This is an appeal from a denial of appellant's petition for a writ of habeas corpus. The trial court did not hold a hearing but acted instead on the petition and records before it. The petitioner asserts that his constitutional rights were violated because an attorney was not appointed for him to appear at a federal parole revocation hearing, and because no proper hearing was ever held.

2

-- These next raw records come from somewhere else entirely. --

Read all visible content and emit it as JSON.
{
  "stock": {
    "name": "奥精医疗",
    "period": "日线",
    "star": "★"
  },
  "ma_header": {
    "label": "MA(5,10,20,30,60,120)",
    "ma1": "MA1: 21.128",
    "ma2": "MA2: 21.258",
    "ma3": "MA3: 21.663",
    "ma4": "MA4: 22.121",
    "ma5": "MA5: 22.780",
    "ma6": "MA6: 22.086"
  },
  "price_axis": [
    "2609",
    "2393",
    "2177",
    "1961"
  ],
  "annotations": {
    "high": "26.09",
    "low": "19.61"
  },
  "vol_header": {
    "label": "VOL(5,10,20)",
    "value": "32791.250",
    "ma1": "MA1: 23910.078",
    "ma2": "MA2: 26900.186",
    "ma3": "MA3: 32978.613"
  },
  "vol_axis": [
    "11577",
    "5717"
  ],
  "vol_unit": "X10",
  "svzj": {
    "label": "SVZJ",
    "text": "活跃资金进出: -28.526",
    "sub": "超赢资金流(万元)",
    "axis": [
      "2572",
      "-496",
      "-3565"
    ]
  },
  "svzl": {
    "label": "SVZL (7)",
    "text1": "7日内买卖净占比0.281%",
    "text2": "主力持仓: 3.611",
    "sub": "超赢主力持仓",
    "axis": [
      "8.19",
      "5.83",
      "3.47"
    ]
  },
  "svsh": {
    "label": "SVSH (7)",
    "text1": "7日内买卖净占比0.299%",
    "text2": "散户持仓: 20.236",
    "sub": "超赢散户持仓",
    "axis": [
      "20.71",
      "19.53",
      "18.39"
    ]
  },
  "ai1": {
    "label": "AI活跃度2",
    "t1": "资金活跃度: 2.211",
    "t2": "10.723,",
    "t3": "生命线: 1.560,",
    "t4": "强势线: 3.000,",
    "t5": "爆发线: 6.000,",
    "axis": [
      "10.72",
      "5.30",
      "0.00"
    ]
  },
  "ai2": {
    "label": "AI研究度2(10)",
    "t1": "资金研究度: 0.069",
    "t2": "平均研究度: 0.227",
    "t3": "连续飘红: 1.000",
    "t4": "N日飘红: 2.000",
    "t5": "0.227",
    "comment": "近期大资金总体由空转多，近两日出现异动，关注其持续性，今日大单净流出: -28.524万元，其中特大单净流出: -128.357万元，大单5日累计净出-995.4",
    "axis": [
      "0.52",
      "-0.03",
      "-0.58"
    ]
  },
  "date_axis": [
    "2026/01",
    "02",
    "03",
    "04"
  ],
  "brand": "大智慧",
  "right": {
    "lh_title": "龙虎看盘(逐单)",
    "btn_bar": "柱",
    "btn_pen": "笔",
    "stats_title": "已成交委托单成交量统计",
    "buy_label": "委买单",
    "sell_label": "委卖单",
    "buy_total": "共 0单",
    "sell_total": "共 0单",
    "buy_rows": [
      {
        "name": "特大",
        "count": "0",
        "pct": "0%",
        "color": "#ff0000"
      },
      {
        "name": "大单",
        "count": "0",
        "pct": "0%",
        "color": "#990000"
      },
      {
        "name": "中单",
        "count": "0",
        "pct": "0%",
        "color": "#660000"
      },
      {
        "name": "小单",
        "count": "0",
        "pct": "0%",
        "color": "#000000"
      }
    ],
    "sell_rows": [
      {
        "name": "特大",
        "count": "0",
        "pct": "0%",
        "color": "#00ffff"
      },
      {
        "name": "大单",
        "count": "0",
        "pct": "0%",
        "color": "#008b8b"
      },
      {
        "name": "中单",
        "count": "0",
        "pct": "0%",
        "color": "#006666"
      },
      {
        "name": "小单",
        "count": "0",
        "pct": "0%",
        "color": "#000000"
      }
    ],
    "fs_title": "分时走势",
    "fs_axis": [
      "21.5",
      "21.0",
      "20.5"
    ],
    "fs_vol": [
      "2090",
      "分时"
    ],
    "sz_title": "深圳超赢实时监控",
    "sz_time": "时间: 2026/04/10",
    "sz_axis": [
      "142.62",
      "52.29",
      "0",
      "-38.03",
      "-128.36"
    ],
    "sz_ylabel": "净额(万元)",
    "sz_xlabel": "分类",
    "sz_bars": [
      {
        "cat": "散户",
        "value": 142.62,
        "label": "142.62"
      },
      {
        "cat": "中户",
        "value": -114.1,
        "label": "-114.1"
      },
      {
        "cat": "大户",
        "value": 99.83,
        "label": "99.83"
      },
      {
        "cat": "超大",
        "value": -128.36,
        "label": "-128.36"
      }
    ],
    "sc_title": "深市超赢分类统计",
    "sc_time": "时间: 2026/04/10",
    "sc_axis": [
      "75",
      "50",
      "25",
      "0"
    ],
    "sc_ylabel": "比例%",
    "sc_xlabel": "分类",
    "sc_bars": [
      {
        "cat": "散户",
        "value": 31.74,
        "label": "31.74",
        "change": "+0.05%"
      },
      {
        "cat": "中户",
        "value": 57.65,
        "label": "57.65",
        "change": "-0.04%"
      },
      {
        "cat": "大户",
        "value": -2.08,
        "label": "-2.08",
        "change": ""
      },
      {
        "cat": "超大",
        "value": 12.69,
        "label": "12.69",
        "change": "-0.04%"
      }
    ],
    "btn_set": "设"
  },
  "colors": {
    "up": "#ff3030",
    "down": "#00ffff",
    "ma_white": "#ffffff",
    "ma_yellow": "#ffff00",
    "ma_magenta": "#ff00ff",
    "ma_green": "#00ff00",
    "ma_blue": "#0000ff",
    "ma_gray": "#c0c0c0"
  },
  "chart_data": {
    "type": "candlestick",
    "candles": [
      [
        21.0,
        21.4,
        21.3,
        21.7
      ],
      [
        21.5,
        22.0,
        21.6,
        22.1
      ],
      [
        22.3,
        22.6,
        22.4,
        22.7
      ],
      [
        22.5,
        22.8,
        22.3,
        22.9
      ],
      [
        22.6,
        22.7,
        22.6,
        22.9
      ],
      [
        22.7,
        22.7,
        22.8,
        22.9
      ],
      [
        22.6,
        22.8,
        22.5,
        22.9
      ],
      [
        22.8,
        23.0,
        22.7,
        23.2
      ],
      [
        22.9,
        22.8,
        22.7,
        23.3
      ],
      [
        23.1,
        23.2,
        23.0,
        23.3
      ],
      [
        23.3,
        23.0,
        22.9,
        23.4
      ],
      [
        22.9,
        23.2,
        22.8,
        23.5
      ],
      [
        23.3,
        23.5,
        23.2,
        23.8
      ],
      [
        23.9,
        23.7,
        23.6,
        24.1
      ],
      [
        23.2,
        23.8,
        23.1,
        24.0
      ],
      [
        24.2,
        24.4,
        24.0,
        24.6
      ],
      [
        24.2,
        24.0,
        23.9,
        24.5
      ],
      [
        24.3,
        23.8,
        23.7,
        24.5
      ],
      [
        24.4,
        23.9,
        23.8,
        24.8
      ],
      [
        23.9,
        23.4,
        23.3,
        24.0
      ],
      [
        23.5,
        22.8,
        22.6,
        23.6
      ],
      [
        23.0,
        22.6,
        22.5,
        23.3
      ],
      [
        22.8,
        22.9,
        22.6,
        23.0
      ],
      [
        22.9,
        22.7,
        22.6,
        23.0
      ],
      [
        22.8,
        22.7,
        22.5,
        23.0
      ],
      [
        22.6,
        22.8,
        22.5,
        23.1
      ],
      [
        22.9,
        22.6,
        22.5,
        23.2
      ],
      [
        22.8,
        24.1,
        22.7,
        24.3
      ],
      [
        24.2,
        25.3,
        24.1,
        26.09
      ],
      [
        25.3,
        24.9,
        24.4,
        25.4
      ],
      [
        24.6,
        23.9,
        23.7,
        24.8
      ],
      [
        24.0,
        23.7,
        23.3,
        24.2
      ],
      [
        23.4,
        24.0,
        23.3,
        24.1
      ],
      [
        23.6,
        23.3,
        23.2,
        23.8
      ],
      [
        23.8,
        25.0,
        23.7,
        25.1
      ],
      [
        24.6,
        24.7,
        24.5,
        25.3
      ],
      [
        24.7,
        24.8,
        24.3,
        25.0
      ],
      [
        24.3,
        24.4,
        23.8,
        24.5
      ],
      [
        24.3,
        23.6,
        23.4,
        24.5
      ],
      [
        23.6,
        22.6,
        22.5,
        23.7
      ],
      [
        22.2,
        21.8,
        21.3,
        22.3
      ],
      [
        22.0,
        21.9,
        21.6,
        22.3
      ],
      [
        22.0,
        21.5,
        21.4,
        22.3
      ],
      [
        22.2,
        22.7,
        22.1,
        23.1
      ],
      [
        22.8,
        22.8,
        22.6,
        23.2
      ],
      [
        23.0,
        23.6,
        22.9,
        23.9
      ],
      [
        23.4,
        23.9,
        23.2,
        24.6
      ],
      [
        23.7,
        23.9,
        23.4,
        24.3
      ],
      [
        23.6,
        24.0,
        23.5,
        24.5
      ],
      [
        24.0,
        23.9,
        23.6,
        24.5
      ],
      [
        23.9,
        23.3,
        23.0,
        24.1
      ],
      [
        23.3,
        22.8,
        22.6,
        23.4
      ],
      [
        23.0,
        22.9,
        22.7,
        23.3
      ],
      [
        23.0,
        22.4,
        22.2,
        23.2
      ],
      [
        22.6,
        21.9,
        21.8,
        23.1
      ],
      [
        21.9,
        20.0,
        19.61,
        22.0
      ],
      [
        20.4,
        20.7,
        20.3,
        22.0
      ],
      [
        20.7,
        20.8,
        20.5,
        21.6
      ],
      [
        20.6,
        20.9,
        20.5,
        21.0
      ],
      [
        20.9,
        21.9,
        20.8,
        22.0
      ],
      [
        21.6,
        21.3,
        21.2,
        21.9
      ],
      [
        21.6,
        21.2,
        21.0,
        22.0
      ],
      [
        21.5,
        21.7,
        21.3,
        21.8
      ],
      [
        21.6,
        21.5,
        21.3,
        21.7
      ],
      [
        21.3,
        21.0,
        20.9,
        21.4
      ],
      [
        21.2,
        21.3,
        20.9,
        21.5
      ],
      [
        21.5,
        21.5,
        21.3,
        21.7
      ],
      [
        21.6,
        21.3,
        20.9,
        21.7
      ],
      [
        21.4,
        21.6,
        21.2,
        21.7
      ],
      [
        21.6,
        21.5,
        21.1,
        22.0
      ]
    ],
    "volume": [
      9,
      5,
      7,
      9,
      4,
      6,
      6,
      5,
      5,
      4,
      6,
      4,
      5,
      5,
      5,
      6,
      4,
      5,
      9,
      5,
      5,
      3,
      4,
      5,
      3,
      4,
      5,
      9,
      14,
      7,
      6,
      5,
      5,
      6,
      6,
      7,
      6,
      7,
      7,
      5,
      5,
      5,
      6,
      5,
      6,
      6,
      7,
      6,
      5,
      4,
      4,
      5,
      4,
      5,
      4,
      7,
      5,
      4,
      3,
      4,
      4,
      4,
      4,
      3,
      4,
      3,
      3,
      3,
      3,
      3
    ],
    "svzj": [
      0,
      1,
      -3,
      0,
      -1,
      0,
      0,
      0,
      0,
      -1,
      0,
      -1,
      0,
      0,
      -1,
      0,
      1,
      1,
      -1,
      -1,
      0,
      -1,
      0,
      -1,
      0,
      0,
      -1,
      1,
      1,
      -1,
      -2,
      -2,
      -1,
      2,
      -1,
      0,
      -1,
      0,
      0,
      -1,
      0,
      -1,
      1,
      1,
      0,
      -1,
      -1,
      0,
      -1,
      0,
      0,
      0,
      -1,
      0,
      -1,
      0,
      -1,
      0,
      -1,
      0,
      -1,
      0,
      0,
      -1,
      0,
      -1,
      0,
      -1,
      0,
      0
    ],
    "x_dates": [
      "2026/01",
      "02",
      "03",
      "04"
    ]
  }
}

The petitioner was sentenced in 1959 for a term of twelve years for bank burglary and was released on parole in 1965. In March 1968 he was arrested at his home on a parole violator's warrant charging three violations of the conditions of his parole. Petitioner Petitioner was told that if he waived a local hearing he would receive a prompt hearing at the Leavenworth prison to which he was to be returned. Such a waiver was made, and he was taken to the prison. About forty-five days later and upon a day's notice, a revocation hearing was set at the prison before a member of the United States Parole Board. Petitioner appeared and advised the board member that he could not afford to retain an attorney nor to have witnesses appear at the hearing. He thus requested a continuance for the purpose of obtaining notarized statements of witnesses to show that the reasons for revocation alleged in the violator's warrant were not correct. A continuance was granted 'to Washington,' and petitioner thereafter provided statements which he forwarded to 'Washington' with an explanatory letter. Petitioner later was advised that his parole was revoked. Some ten months thereafter in April 1969 he wrote the Parole Board requesting a new hearing and the assistance of an appointed attorney. This was his first objection to the procedure followed in the revocation of his parole. This request was answered by a letter which advised him that the matter had been reconsidered but no new hearing would be held on the revocation.

3

The nature of the revocation proceedings and the purpose of State and federal hearings are described in Escoe v. Zerbst, 295 U.S. 490, 55 S.Ct. 818, 79 L.Ed. 1566; Earnest v. Willingham, 406 F.2d 681 (10th Cir.); Cotner v. United States, 409 F.2d 853 (10th Cir.), and in Alverez v. Turner, 422 F.2d 214 (10th Cir.), and it is not necessary to do so again.

4

The hearing given petitioner on the revocation, after waiver of a local hearing, was in a form made necessary by the fact the petitioner could not afford an attorney and by his request to submit statements. It cannot be said that under the rules then prevailing the hearing was a sham or a hollow formality. Petitioner had the opportunity to submit whatever statements and other material he wished. This is in contrast to the unreported district court case of Barentine v. Willingham upon which petitioner places much reliance. Martinez v. Patterson, 429 F.2d 844 (10th Cir.)

5

As indicated above, petitioner's hearing was held before the decision in Earnest v. Willingham, 406 F.2d 681 (10th Cir.), and the rule therein announced is not applicable to his hearing. This was part of the administrative process as described in the cases cited above, as contrasted to the proceedings considered in Mempa v. Rhay, 389 U.S. 128, 88 S.Ct. 254, 19 L.Ed.2d 336, and in McConnell v. Rhay, 393 U.S. 2, 89 S.Ct. 32, 21 L.Ed.2d 2.

6

Affirmed.